The Canadian Space Agency (CSA) is looking to conduct a Microgravity Research Activity (MRA), a bed rest study, to better understand the health impact of inactivity.
Specifically the CSA objective is “to provide the services and facilities necessary for the execution of a head-down tilt bed rest study.”
The budget available for the contract is $1.75 million. The CSA will host a bidders’ conference by virtual meeting on October 17, 2019. The solicitation closes November 5, 2019.
The CSA provided the following background information on the study.

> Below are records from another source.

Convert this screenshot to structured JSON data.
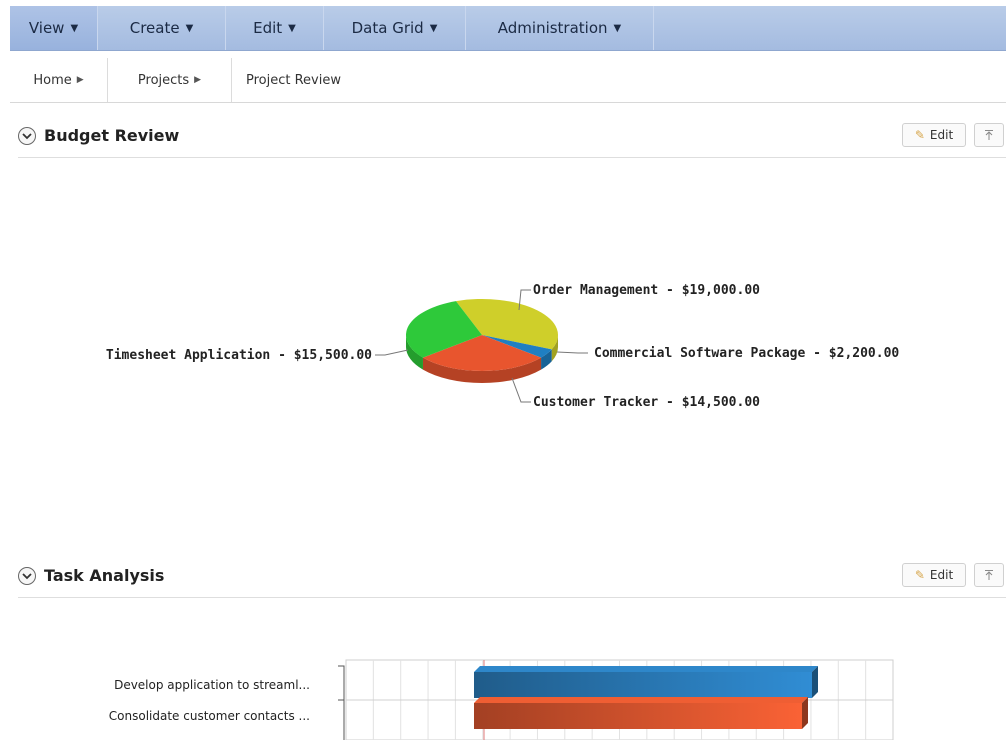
{
  "menu": {
    "items": [
      {
        "label": "View",
        "name": "menu-view"
      },
      {
        "label": "Create",
        "name": "menu-create"
      },
      {
        "label": "Edit",
        "name": "menu-edit"
      },
      {
        "label": "Data Grid",
        "name": "menu-data-grid"
      },
      {
        "label": "Administration",
        "name": "menu-administration"
      }
    ]
  },
  "breadcrumb": {
    "items": [
      "Home",
      "Projects",
      "Project Review"
    ]
  },
  "regions": {
    "budget": {
      "title": "Budget Review",
      "edit_label": "Edit"
    },
    "tasks": {
      "title": "Task Analysis",
      "edit_label": "Edit"
    }
  },
  "chart_data": [
    {
      "type": "pie",
      "title": "",
      "slices": [
        {
          "label": "Order Management - $19,000.00",
          "value": 19000,
          "color": "#cfcf2a"
        },
        {
          "label": "Commercial Software Package - $2,200.00",
          "value": 2200,
          "color": "#1f7fc2"
        },
        {
          "label": "Customer Tracker - $14,500.00",
          "value": 14500,
          "color": "#e8552e"
        },
        {
          "label": "Timesheet Application - $15,500.00",
          "value": 15500,
          "color": "#2ec93a"
        }
      ]
    },
    {
      "type": "bar",
      "title": "",
      "categories": [
        "Develop application to streaml...",
        "Consolidate customer contacts ..."
      ],
      "series": [
        {
          "colors": [
            "#2a7bb8",
            "#d9552e"
          ]
        }
      ]
    }
  ]
}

The CSA and the Canadian Institutes of Health Research (CIHR), with the Institute partners the Institute of Aging (IA), Institute of Circulatory and Respiratory Health (ICRH), and the CIHR Institute of Musculoskeletal Health and Arthritis (IMHA), in collaboration with the Canadian Frailty Network (CFN) are supporting an inactivity study using a bed rest paradigm that will provide new knowledge on the process of aging, the impact of inactivity on health and that will allow testing of a physical exercise countermeasure intervention. The bed rest paradigm is relevant to the CSA because it offers the best ground analogue of the physiological effects of weightlessness.
The CSA has the responsibility to contract the experimental facility for the study, including the recruitment of participants, the medical supervision of the participants, and the acquisition of the standard measures during the study. CIHR and the Frailty Network are responsible for providing research support funds for eight scientific teams that will provide in-depth analysis of the effects of the bed-rest countermeasure prescribed to the participants.
Bed rest studies, in which healthy volunteers are confined to bed in a 6° head-down tilt position, are a well-established model for some of the adaptations experienced by astronauts during spaceflight. Further, the results obtained in these studies have obvious relevance and applications in terrestrial clinical contexts, which make them even more useful. Many space agencies (Institute for Space Medicine and Physiology-Medes, the German Institute of Aerospace Medicine-Envihab, Planica bed rest facility, Slovenia) and in some cases even individual investigator teams around the world are involved in organizing bed rest studies.
Few Head Down Tilt Bed Rest (HDTBR) studies have been conducted on subjects between 55 and 65 years old, and the present campaign will examine the effects of a 6 degrees head down bed rest on healthy volunteers in order to test an exercise countermeasure that aims to efficiently alleviate the symptoms of skeletal unloading in astronauts and in the sedentary population on Earth.ABES.PROD.PW_MTB.B130.E15474.EBSU000_sq